Draw your inelastic demand curve here: Inelastic demand curves have steep slopes; they are more vertical than horizontal because quantity demanded changes very little

The Rubber Band Example
If a rubber band represents quantity demanded: When the quantity demanded increases the demand is elastic and the rubber band stretches When the quantity demanded barely changes demand is inelastic and the rubber band stretches very little

Elasticity of Demand for Goods and Services
Example of elastic demand: a brand of laptops goes on sale The price of the laptops is decreased by 20% As a result, quantity demanded increases by 30%

Elasticity of Demand for Goods and Services (continued 1)
The percentage change in quantity demanded is greater than the percentage change in price This means demand is elastic

Elasticity of Demand for Goods and Services (continued 2)
Example of inelastic demand: diabetics require daily insulin injections to regulate their blood sugar If the price of insulin were to rise sharply, diabetics would still need the same amount of insulin

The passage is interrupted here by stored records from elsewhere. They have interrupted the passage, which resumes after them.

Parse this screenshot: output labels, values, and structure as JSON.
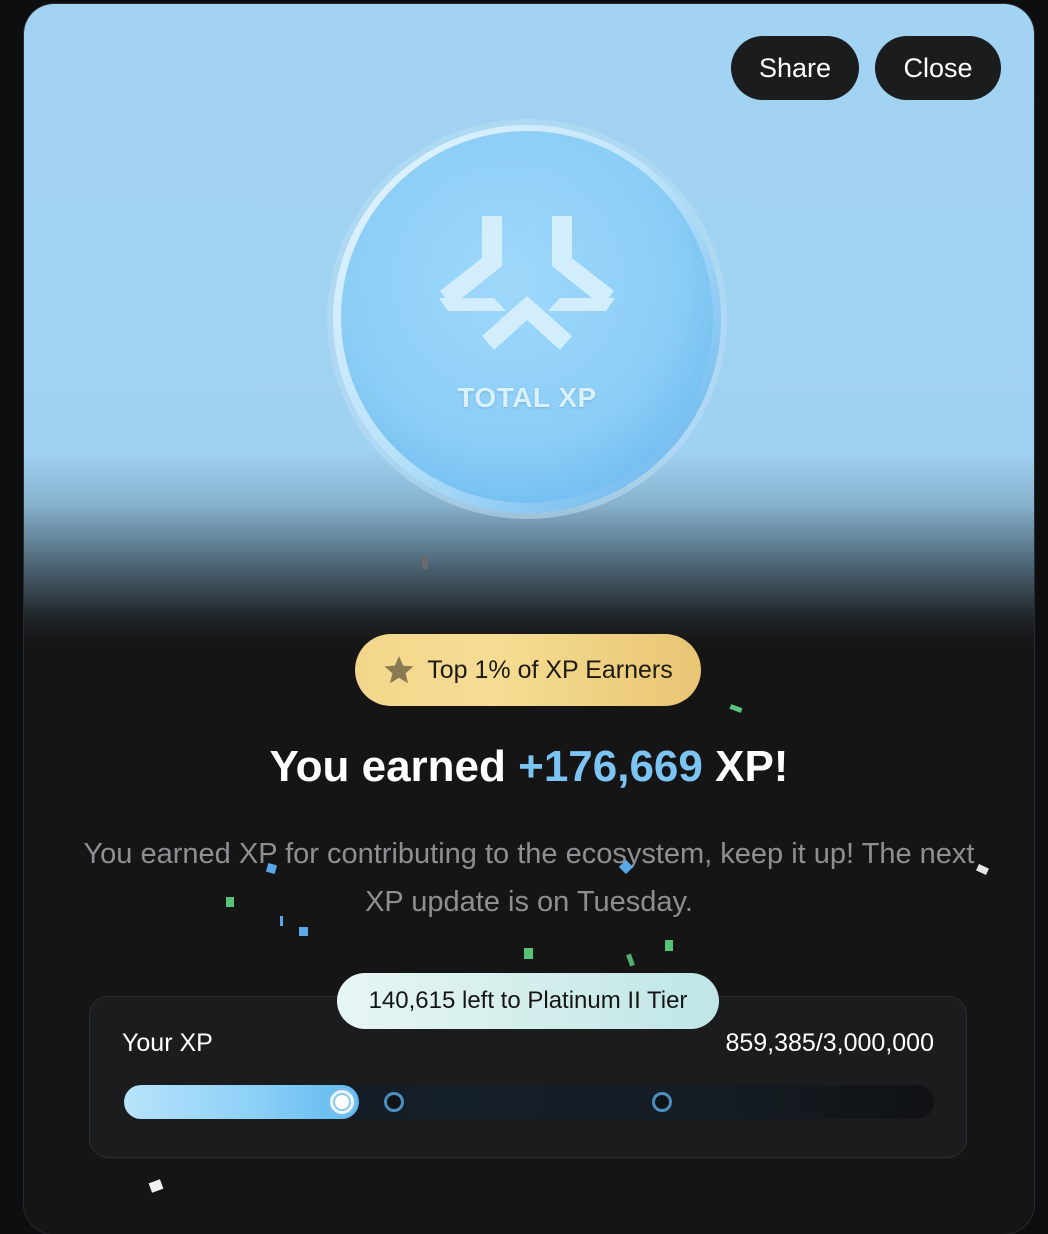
{
  "header": {
    "share_label": "Share",
    "close_label": "Close"
  },
  "coin": {
    "label": "TOTAL XP",
    "icon": "xp-logo-icon"
  },
  "badge": {
    "icon": "star-icon",
    "text": "Top 1% of XP Earners"
  },
  "headline": {
    "prefix": "You earned ",
    "amount": "+176,669",
    "suffix": " XP!"
  },
  "description": "You earned XP for contributing to the ecosystem, keep it up! The next XP update is on Tuesday.",
  "tier": {
    "remaining_text": "140,615 left to Platinum II Tier"
  },
  "xp": {
    "label": "Your XP",
    "value_text": "859,385/3,000,000",
    "current": 859385,
    "max": 3000000,
    "progress_fraction": 0.29
  },
  "colors": {
    "accent": "#7cc4f4",
    "badge_gold": "#f2d68c",
    "hero_blue": "#a2d3f2"
  }
}
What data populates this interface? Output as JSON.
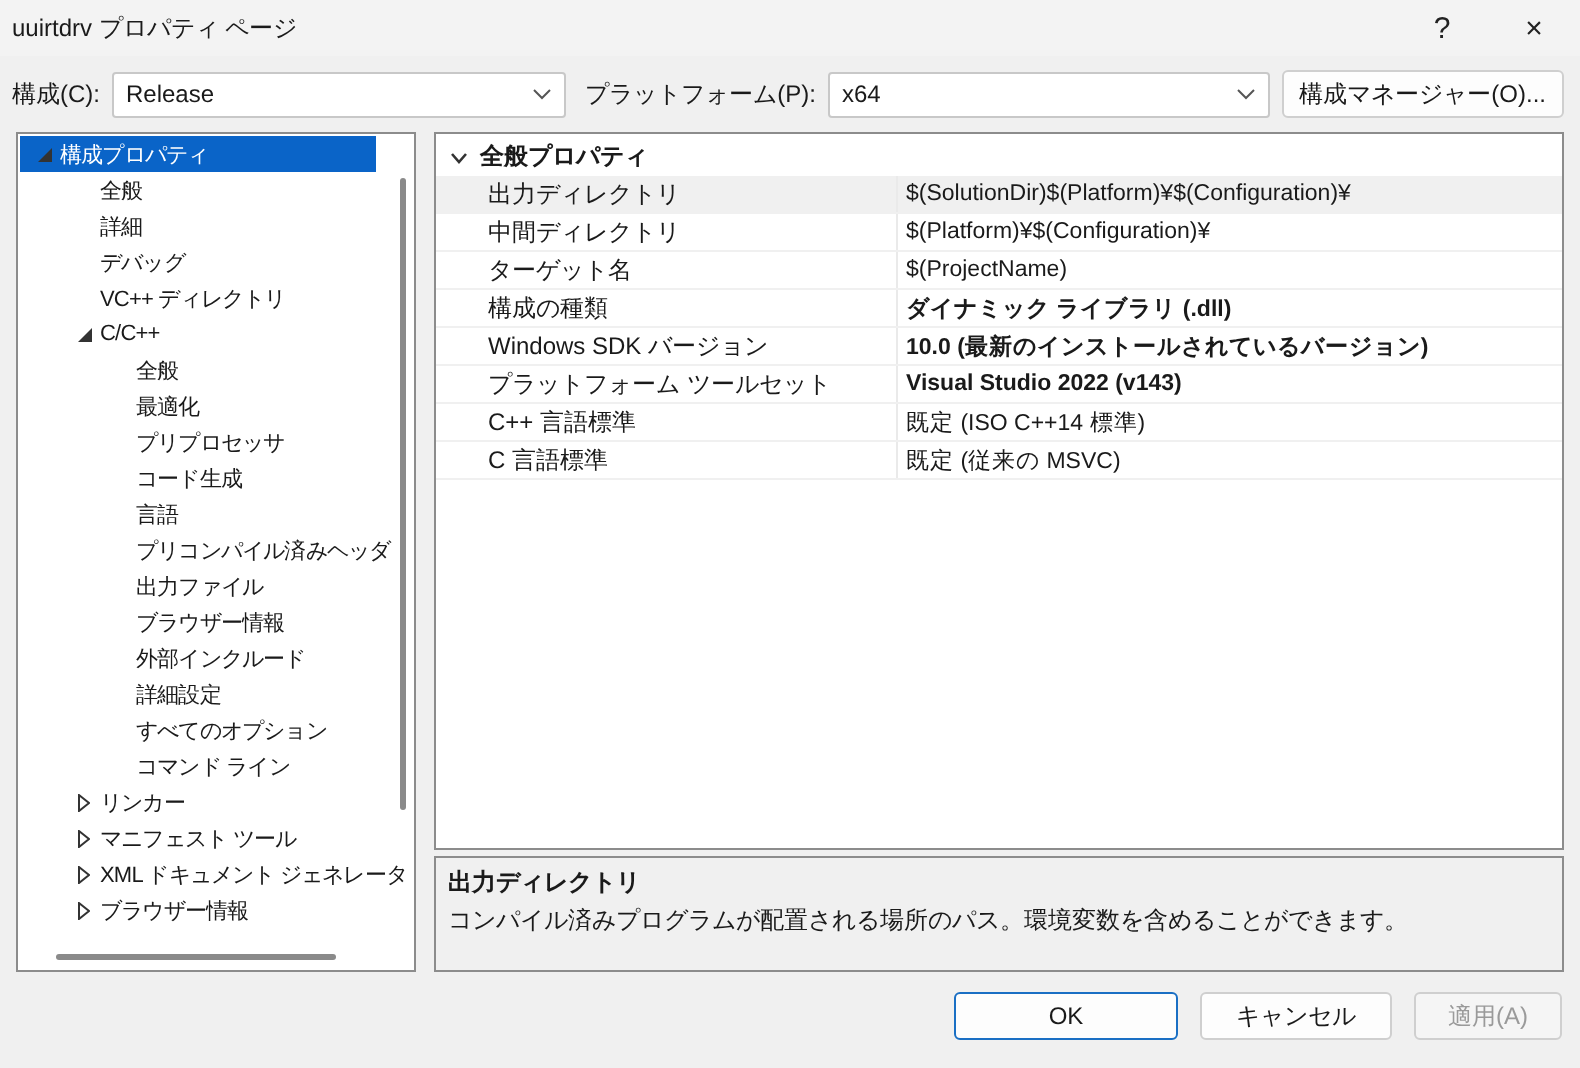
{
  "window": {
    "title": "uuirtdrv プロパティ ページ",
    "help": "?",
    "close": "×"
  },
  "toolbar": {
    "configuration_label": "構成(C):",
    "configuration": "Release",
    "platform_label": "プラットフォーム(P):",
    "platform": "x64",
    "manager_button": "構成マネージャー(O)..."
  },
  "tree": [
    {
      "label": "構成プロパティ",
      "selected": true,
      "expanded": true,
      "children": [
        {
          "label": "全般",
          "selected": false
        },
        {
          "label": "詳細",
          "selected": false
        },
        {
          "label": "デバッグ",
          "selected": false
        },
        {
          "label": "VC++ ディレクトリ",
          "selected": false
        },
        {
          "label": "C/C++",
          "selected": false,
          "expanded": true,
          "children": [
            {
              "label": "全般",
              "selected": false
            },
            {
              "label": "最適化",
              "selected": false
            },
            {
              "label": "プリプロセッサ",
              "selected": false
            },
            {
              "label": "コード生成",
              "selected": false
            },
            {
              "label": "言語",
              "selected": false
            },
            {
              "label": "プリコンパイル済みヘッダ",
              "selected": false
            },
            {
              "label": "出力ファイル",
              "selected": false
            },
            {
              "label": "ブラウザー情報",
              "selected": false
            },
            {
              "label": "外部インクルード",
              "selected": false
            },
            {
              "label": "詳細設定",
              "selected": false
            },
            {
              "label": "すべてのオプション",
              "selected": false
            },
            {
              "label": "コマンド ライン",
              "selected": false
            }
          ]
        },
        {
          "label": "リンカー",
          "selected": false,
          "expanded": false
        },
        {
          "label": "マニフェスト ツール",
          "selected": false,
          "expanded": false
        },
        {
          "label": "XML ドキュメント ジェネレータ",
          "selected": false,
          "expanded": false
        },
        {
          "label": "ブラウザー情報",
          "selected": false,
          "expanded": false
        }
      ]
    }
  ],
  "grid": {
    "category": "全般プロパティ",
    "expanded": true,
    "rows": [
      {
        "name": "出力ディレクトリ",
        "value": "$(SolutionDir)$(Platform)¥$(Configuration)¥",
        "bold": false,
        "selected": true
      },
      {
        "name": "中間ディレクトリ",
        "value": "$(Platform)¥$(Configuration)¥",
        "bold": false,
        "selected": false
      },
      {
        "name": "ターゲット名",
        "value": "$(ProjectName)",
        "bold": false,
        "selected": false
      },
      {
        "name": "構成の種類",
        "value": "ダイナミック ライブラリ (.dll)",
        "bold": true,
        "selected": false
      },
      {
        "name": "Windows SDK バージョン",
        "value": "10.0 (最新のインストールされているバージョン)",
        "bold": true,
        "selected": false
      },
      {
        "name": "プラットフォーム ツールセット",
        "value": "Visual Studio 2022 (v143)",
        "bold": true,
        "selected": false
      },
      {
        "name": "C++ 言語標準",
        "value": "既定 (ISO C++14 標準)",
        "bold": false,
        "selected": false
      },
      {
        "name": "C 言語標準",
        "value": "既定 (従来の MSVC)",
        "bold": false,
        "selected": false
      }
    ]
  },
  "description": {
    "title": "出力ディレクトリ",
    "text": "コンパイル済みプログラムが配置される場所のパス。環境変数を含めることができます。"
  },
  "buttons": [
    {
      "label": "OK",
      "kind": "default",
      "disabled": false
    },
    {
      "label": "キャンセル",
      "kind": "normal",
      "disabled": false
    },
    {
      "label": "適用(A)",
      "kind": "normal",
      "disabled": true
    }
  ]
}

Elasticity of Demand for Goods and Services (continued 3)
If the price of insulin were to decrease, diabetics would not require any additional insulin This means demand for insulin is inelastic because the quantity demanded remains relatively constant

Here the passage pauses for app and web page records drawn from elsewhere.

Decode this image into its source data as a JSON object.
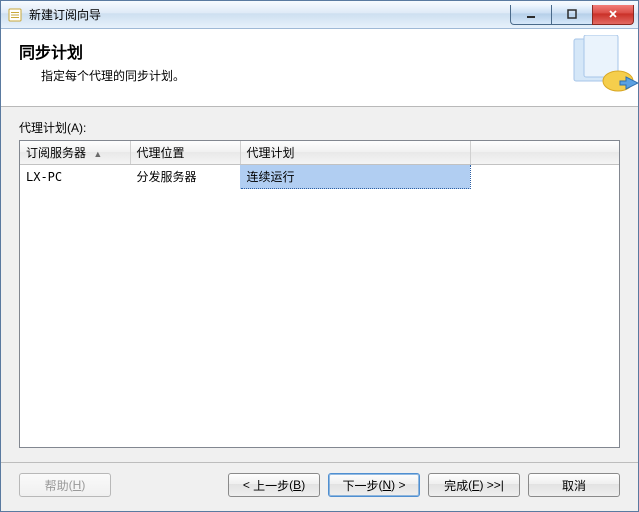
{
  "window": {
    "title": "新建订阅向导"
  },
  "header": {
    "title": "同步计划",
    "subtitle": "指定每个代理的同步计划。"
  },
  "body": {
    "agent_schedule_label": "代理计划(A):"
  },
  "grid": {
    "columns": {
      "subscriber": "订阅服务器",
      "agent_location": "代理位置",
      "agent_schedule": "代理计划"
    },
    "rows": [
      {
        "subscriber": "LX-PC",
        "agent_location": "分发服务器",
        "agent_schedule": "连续运行"
      }
    ]
  },
  "footer": {
    "help": {
      "label": "帮助",
      "mnemonic": "H"
    },
    "back": {
      "label": "上一步",
      "mnemonic": "B"
    },
    "next": {
      "label": "下一步",
      "mnemonic": "N"
    },
    "finish": {
      "label": "完成",
      "mnemonic": "F"
    },
    "cancel": {
      "label": "取消"
    }
  }
}
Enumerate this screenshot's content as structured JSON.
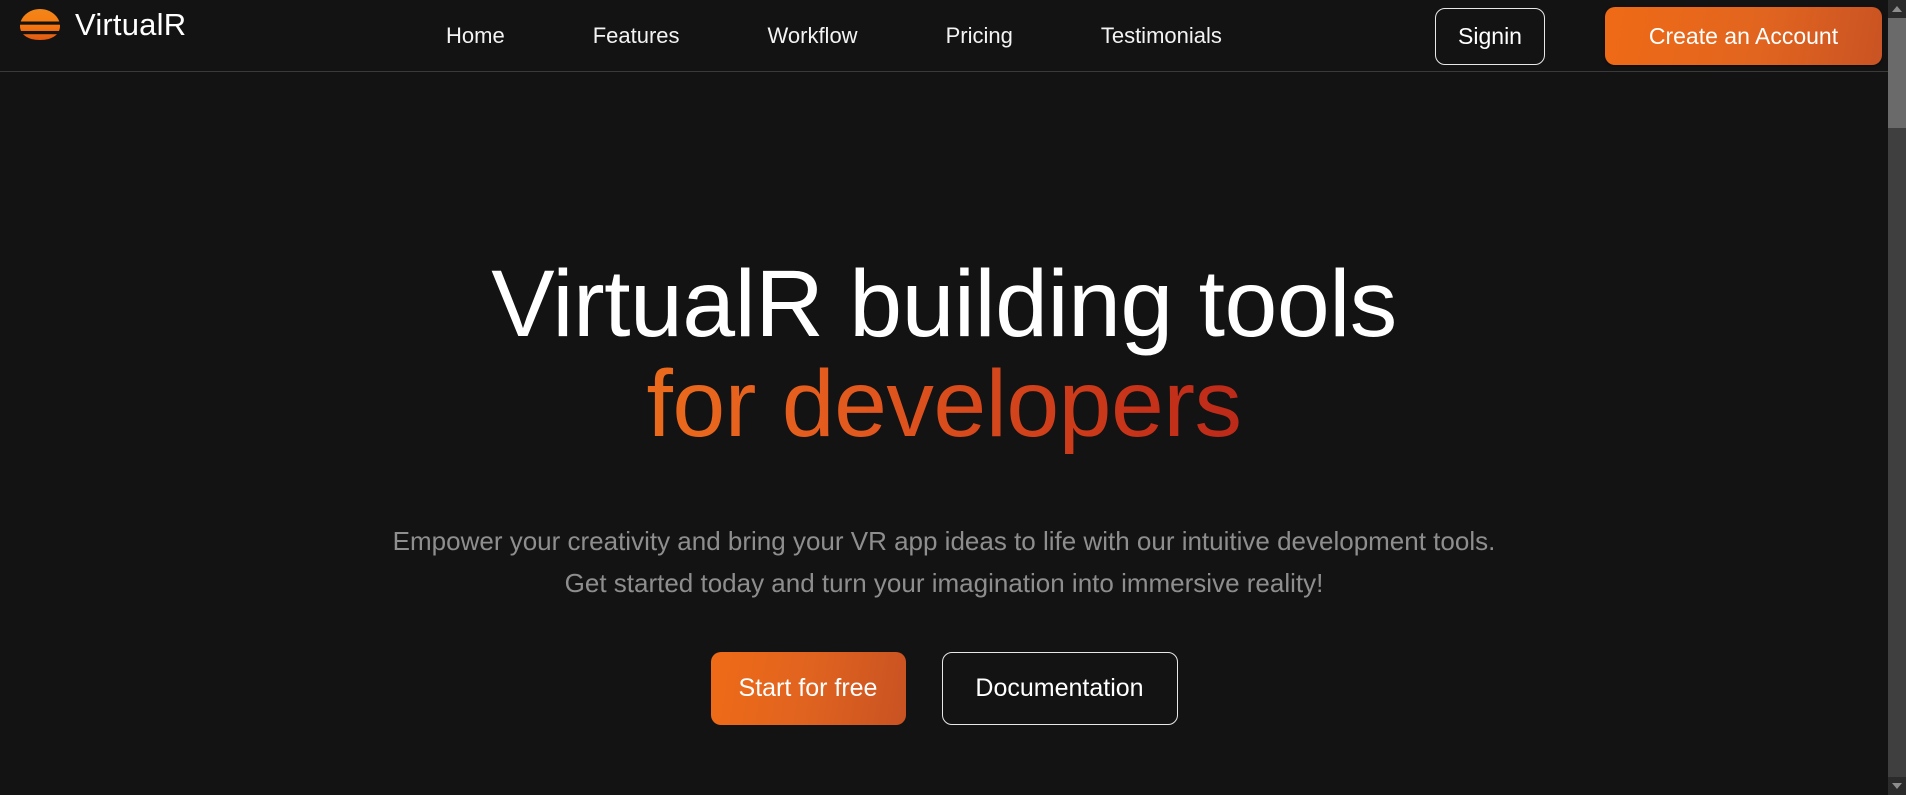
{
  "colors": {
    "page_background": "#111111",
    "surface": "#131313",
    "accent_orange": "#ef6a16",
    "accent_red": "#ad1d18",
    "text_primary": "#ffffff",
    "text_muted": "#8e8e8e",
    "border": "#e8e8e8",
    "header_divider": "#3a3a3a"
  },
  "header": {
    "brand": {
      "logo_icon": "virtualr-striped-hex-logo-icon",
      "name": "VirtualR"
    },
    "nav": [
      {
        "label": "Home"
      },
      {
        "label": "Features"
      },
      {
        "label": "Workflow"
      },
      {
        "label": "Pricing"
      },
      {
        "label": "Testimonials"
      }
    ],
    "signin_label": "Signin",
    "create_account_label": "Create an Account"
  },
  "hero": {
    "title_line1": "VirtualR building tools",
    "title_line2": "for developers",
    "subtitle_line1": "Empower your creativity and bring your VR app ideas to life with our intuitive development tools.",
    "subtitle_line2": "Get started today and turn your imagination into immersive reality!",
    "primary_cta_label": "Start for free",
    "secondary_cta_label": "Documentation"
  },
  "scrollbar": {
    "up_arrow_icon": "chevron-up-icon",
    "down_arrow_icon": "chevron-down-icon"
  }
}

No good or service is ever really unit elastic
Unit Elastic Demand Unit elastic demand: when the percentage change in price and quantity demanded are the same No good or service is ever really unit elastic

What Determines Elasticity?
1. Substitute Goods or Services: If there is no substitute for a good or service demand tends to be inelastic If many substitutes are available, demand tends to be elastic

What Determines Elasticity?
2. Proportion of Income: the percentage of your income that you spend on a good or service is another factor that affects elasticity If you spend 10% of your income on a hobby and the price of that hobby rises your demand will fall and be elastic Demand for products that cost little of your income tend to be inelastic (think of buying pens or pencils)

What Determines Elasticity?
3. Necessities versus Luxuries: a necessity is something you must have; a luxury is something that you desire to have

What Determines Elasticity?
Demand for necessities tends to be inelastic—even if the price rises, consumers will pay whatever they can afford for necessary goods and services If the price of milk rises too much, consumers may choose to purchase a substitute, cheaper brand, of milk

What Determines Elasticity?
Demand for luxuries tends to be elastic Consumers do not need plasma TVs and will think twice about paying a higher price for a good they do not truly need

Total revenue: a company’s income from selling its products
Total Revenue=P x Q Where P=price and Q=quantity

Total Revenue Test Definition: a method of measuring elasticity by comparing total revenues Elasticity can be measured by comparing total revenue a business would receive when offering its product at various prices

Example: Total Revenue
Fill-in the total revenue figures: \$ of a Movie Ticket Quantity Demanded per Month Total Revenue (\$) 12 1,000 10 2,000 8 6,000 6 12,000 4 20,000

Questions 1. In early 2004 news articles reported that prescription drug prices were rising almost 3 times faster than the prices of other goods. Identify the factors that explain why the drug companies were able to raise prices so sharply.